* Task details *
Count lines holding the string "Sahino" in the data that follows. Reply with one number only.

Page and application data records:
============================================================

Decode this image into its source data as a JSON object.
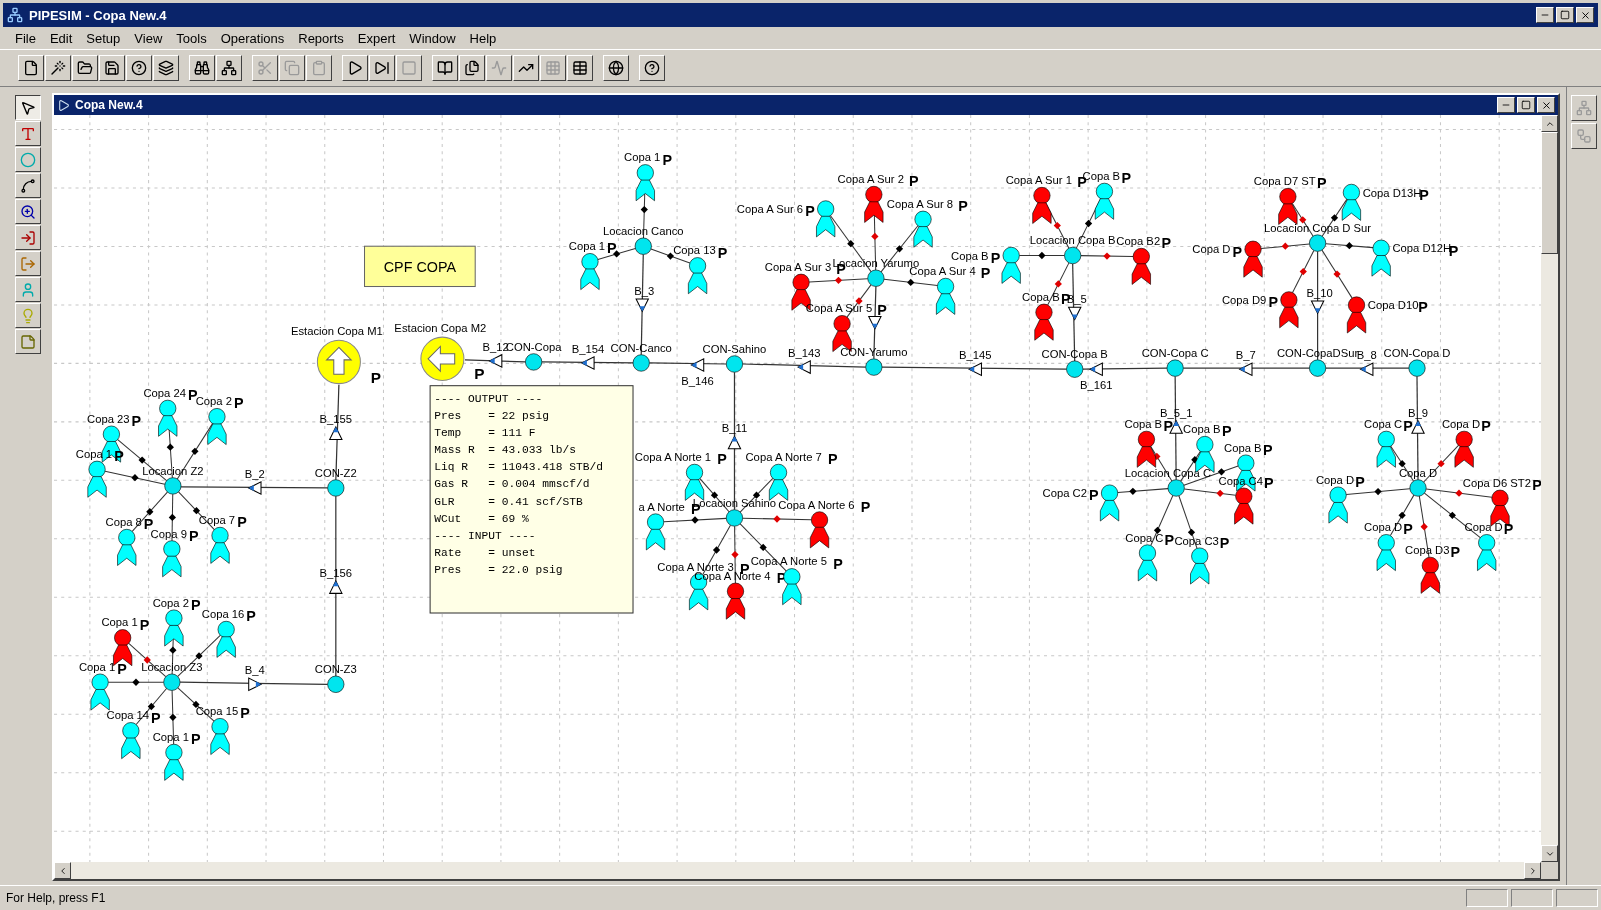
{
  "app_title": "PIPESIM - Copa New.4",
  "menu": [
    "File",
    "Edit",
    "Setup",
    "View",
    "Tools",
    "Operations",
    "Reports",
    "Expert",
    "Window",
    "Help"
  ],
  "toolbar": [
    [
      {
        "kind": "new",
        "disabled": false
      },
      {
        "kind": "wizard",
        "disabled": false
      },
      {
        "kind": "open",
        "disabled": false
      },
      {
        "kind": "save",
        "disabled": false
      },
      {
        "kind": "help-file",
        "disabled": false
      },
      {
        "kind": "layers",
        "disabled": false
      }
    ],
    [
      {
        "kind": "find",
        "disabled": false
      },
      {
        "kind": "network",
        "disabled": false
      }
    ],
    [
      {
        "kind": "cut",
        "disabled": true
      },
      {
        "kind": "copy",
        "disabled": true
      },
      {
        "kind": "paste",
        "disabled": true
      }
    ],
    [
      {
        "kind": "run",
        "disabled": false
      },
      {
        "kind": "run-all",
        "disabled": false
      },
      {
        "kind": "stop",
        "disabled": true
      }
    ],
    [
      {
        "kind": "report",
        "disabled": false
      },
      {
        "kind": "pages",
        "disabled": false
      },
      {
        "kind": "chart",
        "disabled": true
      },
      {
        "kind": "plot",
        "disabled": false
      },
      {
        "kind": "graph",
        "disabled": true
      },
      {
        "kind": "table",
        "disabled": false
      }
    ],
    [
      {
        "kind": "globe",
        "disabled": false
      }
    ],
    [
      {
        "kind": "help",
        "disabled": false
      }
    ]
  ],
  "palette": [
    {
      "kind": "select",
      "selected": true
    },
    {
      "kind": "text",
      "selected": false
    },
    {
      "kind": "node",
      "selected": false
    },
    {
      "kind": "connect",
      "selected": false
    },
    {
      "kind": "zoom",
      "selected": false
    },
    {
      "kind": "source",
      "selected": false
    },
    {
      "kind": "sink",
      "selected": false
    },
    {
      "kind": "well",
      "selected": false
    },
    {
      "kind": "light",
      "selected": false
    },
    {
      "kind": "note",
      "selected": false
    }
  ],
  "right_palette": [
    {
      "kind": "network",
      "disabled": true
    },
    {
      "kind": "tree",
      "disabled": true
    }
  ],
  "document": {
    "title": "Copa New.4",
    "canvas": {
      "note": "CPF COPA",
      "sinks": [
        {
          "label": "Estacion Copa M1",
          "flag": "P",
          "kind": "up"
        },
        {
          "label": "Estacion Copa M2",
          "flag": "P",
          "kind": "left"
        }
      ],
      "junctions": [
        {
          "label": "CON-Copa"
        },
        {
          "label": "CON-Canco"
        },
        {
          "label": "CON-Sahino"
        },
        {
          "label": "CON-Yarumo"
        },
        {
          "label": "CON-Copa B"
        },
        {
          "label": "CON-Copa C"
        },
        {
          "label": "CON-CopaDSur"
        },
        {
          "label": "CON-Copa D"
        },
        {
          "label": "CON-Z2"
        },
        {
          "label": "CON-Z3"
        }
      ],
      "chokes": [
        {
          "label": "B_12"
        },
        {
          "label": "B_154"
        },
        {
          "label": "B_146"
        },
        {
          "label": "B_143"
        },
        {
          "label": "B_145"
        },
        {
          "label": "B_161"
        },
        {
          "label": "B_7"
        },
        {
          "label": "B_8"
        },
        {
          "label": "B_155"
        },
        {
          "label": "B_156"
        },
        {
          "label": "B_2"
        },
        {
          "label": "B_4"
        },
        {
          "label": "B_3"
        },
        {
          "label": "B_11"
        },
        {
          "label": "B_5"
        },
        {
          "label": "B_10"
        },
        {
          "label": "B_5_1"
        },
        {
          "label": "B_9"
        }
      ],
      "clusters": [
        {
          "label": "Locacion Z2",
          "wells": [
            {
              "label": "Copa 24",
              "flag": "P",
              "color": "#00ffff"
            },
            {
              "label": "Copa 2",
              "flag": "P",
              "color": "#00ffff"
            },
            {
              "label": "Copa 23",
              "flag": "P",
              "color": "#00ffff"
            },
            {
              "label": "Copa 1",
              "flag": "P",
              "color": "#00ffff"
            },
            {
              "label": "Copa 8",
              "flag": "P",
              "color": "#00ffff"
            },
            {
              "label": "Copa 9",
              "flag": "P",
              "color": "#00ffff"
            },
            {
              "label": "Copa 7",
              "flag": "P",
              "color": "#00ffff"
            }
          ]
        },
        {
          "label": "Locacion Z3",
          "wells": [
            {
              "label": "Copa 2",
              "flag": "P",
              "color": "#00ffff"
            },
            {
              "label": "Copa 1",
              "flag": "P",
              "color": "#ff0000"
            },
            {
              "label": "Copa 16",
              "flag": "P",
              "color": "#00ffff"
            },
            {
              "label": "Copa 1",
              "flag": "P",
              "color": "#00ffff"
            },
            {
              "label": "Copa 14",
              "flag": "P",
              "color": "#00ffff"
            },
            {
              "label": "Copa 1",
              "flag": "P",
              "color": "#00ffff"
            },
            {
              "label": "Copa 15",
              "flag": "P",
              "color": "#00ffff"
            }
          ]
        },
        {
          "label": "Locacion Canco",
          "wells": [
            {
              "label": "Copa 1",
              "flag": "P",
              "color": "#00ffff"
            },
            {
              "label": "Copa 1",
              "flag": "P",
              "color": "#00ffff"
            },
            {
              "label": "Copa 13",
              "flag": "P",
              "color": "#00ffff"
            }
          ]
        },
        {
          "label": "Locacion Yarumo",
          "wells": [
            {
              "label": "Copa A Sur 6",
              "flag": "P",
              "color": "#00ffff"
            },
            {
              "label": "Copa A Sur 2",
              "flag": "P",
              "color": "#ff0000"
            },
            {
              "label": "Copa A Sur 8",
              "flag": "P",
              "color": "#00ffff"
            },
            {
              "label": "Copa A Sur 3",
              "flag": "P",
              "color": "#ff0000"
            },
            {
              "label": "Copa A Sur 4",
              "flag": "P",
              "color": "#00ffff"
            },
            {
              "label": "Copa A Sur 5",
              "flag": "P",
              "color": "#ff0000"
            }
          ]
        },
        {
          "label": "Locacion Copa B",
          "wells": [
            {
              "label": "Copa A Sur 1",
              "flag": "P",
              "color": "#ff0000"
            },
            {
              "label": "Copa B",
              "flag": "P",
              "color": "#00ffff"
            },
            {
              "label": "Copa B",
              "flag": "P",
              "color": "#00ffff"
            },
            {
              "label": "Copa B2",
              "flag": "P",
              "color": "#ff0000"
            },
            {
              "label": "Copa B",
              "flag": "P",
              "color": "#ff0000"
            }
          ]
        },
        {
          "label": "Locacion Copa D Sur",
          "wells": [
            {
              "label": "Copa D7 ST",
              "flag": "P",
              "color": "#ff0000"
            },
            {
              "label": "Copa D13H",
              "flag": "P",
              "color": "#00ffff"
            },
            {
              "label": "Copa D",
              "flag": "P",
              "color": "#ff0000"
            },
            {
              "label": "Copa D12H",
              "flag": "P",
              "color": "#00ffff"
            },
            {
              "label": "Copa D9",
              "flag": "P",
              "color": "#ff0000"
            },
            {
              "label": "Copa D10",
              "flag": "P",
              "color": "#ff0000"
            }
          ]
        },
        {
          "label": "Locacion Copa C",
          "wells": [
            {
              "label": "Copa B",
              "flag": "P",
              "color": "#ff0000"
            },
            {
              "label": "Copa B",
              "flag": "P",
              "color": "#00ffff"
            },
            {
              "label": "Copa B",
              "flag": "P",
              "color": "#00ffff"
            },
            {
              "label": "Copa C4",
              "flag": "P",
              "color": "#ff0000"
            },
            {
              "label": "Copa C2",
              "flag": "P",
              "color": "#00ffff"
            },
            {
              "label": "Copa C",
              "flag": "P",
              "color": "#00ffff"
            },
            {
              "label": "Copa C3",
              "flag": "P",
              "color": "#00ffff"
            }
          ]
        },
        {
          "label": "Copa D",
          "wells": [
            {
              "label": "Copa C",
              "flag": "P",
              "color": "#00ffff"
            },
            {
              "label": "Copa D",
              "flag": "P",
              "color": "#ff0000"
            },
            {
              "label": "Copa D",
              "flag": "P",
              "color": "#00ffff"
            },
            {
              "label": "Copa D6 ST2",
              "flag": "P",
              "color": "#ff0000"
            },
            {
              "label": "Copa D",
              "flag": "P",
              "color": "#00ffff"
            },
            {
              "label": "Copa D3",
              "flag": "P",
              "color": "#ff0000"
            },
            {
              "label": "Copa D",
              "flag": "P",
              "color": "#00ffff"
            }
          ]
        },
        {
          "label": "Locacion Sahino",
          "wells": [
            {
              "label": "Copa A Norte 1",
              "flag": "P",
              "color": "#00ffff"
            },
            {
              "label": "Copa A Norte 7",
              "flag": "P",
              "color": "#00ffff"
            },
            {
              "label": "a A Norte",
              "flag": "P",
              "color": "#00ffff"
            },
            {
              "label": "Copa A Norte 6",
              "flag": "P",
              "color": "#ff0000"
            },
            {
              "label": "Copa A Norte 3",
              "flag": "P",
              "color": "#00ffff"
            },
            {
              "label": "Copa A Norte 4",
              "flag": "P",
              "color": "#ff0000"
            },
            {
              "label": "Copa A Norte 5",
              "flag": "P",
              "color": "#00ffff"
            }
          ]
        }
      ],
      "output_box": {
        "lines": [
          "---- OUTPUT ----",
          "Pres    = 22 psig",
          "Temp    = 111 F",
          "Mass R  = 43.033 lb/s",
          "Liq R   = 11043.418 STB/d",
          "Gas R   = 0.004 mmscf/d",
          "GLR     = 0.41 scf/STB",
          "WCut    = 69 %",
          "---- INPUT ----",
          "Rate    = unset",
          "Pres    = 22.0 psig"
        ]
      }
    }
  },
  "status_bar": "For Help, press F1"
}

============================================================

* The completed task *
2